Mauck BM, Jobe MT. Congenital anomalies of the hand. In: Azar FM, Beaty JH, Canale ST, eds. Campbell's Operative Orthopaedics. 13th ed. Philadelphia, PA: Elsevier; 2017:chap 79.
Robin NH, Falk MJ, Haldeman-Englert CR. FGFR-related craniosynostosis syndromes. GeneReviews. 2011:11. PMID: 20301628 www.ncbi.nlm.nih.gov/pubmed/20301628. Updated June 7, 2011. Accessed July 31, 2019.
Review Date 7/29/2019

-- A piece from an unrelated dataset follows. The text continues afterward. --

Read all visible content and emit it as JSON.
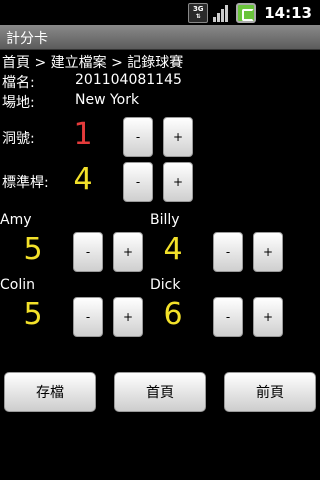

Updated by: Anna C. Edens Hurst, MD, MS, Assistant Professor in Medical Genetics, The University of Alabama at Birmingham, Birmingham, AL. Review provided by VeriMed Healthcare Network. Also reviewed by David Zieve, MD, MHA, Medical Director, Brenda Conaway, Editorial Director, and the A.D.A.M. Editorial team.